#### ABOUT THIS TASK
Among the entries below, find every line that contains the string "levi", then copy it.

#### RECORD SET
---

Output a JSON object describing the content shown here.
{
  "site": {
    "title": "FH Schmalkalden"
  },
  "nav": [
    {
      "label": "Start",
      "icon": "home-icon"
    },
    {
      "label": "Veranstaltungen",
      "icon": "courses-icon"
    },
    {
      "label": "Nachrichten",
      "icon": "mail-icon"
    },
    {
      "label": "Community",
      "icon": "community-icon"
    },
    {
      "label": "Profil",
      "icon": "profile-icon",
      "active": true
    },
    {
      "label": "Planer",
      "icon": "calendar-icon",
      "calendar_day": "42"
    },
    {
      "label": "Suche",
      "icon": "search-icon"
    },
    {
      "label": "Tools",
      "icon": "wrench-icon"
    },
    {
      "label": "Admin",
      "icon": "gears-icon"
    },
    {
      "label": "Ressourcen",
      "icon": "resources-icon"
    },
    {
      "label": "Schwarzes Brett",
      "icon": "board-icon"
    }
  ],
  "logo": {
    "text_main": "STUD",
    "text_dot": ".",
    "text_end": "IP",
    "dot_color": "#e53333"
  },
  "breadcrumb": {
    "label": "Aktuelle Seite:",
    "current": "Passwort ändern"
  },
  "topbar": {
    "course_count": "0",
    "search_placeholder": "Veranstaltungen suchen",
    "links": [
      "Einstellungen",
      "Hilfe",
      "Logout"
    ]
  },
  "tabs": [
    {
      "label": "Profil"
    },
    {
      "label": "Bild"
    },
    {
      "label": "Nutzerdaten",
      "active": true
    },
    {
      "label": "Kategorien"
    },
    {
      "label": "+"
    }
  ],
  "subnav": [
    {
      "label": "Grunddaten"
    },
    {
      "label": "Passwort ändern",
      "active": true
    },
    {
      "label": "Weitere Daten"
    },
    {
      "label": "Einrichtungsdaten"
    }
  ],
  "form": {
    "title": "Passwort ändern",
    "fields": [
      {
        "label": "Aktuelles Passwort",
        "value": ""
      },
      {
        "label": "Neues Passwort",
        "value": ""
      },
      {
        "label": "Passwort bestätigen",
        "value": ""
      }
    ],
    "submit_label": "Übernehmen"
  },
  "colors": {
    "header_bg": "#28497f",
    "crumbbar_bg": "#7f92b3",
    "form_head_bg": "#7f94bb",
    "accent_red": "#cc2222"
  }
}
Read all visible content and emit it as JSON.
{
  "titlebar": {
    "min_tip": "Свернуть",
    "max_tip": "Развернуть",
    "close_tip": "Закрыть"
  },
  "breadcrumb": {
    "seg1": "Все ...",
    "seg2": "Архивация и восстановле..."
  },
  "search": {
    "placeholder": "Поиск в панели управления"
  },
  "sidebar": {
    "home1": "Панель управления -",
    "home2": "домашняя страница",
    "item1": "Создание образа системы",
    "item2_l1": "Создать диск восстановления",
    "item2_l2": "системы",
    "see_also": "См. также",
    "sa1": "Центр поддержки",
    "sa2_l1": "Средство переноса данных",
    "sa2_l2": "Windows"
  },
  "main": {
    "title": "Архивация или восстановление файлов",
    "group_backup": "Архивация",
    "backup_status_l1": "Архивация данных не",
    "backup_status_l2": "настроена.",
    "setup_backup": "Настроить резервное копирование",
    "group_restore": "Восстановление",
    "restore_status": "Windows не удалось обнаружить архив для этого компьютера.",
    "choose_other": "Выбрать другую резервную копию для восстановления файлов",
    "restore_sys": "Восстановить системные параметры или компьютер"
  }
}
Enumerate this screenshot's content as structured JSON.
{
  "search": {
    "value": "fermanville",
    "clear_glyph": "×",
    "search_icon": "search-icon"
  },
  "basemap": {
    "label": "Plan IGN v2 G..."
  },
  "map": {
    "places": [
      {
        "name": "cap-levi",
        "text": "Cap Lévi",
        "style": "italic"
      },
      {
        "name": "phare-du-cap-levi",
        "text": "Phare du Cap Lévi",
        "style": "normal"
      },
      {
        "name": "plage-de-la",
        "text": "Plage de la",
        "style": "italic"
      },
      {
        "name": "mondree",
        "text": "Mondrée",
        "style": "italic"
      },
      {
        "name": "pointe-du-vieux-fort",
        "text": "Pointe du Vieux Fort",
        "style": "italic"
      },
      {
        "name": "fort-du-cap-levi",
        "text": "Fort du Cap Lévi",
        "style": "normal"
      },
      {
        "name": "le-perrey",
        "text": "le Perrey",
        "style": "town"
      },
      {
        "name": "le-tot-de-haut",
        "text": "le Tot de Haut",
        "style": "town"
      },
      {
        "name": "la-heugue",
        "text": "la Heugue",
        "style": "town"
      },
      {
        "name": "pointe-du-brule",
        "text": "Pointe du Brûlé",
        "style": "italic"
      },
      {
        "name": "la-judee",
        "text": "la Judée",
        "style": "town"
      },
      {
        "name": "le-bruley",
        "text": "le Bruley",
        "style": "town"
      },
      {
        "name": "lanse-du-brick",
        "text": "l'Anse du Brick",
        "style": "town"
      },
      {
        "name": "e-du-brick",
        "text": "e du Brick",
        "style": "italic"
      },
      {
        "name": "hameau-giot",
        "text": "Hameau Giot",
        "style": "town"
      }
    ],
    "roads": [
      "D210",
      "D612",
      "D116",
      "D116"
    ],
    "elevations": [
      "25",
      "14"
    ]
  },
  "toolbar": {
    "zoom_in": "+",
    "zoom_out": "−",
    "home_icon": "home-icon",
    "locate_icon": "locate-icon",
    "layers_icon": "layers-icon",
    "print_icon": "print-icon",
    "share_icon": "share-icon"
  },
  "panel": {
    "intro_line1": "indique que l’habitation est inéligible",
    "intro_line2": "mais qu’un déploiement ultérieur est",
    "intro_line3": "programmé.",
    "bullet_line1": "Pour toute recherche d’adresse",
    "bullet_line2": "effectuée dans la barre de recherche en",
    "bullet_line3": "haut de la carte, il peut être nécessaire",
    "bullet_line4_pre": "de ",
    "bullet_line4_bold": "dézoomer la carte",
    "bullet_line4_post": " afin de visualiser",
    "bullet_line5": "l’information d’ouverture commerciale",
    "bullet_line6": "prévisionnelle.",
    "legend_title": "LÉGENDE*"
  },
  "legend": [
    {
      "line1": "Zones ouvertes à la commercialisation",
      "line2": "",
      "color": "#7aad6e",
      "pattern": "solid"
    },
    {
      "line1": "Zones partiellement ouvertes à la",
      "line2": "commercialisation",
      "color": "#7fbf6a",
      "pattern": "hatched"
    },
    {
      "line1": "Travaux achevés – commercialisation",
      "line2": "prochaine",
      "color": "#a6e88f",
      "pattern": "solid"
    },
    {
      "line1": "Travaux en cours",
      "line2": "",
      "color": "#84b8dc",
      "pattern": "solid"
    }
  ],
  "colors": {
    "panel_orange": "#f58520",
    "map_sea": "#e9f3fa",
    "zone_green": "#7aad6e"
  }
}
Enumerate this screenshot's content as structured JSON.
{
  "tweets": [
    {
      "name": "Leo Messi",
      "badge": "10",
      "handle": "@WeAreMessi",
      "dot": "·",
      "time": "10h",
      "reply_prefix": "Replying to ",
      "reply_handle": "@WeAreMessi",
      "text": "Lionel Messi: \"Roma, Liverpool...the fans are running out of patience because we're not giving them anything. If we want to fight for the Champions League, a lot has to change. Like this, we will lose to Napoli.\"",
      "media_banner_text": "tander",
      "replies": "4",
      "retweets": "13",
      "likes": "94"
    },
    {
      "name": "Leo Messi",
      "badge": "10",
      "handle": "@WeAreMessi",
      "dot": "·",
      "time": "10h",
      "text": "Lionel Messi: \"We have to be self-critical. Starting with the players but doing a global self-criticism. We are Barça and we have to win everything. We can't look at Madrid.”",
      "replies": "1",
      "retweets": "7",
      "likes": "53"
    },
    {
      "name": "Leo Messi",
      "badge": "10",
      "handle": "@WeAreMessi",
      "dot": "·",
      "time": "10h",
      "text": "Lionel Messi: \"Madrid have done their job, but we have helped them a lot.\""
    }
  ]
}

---

#### OUTPUT BELOW
        "name": "cap-levi",
        "name": "phare-du-cap-levi",
        "name": "fort-du-cap-levi",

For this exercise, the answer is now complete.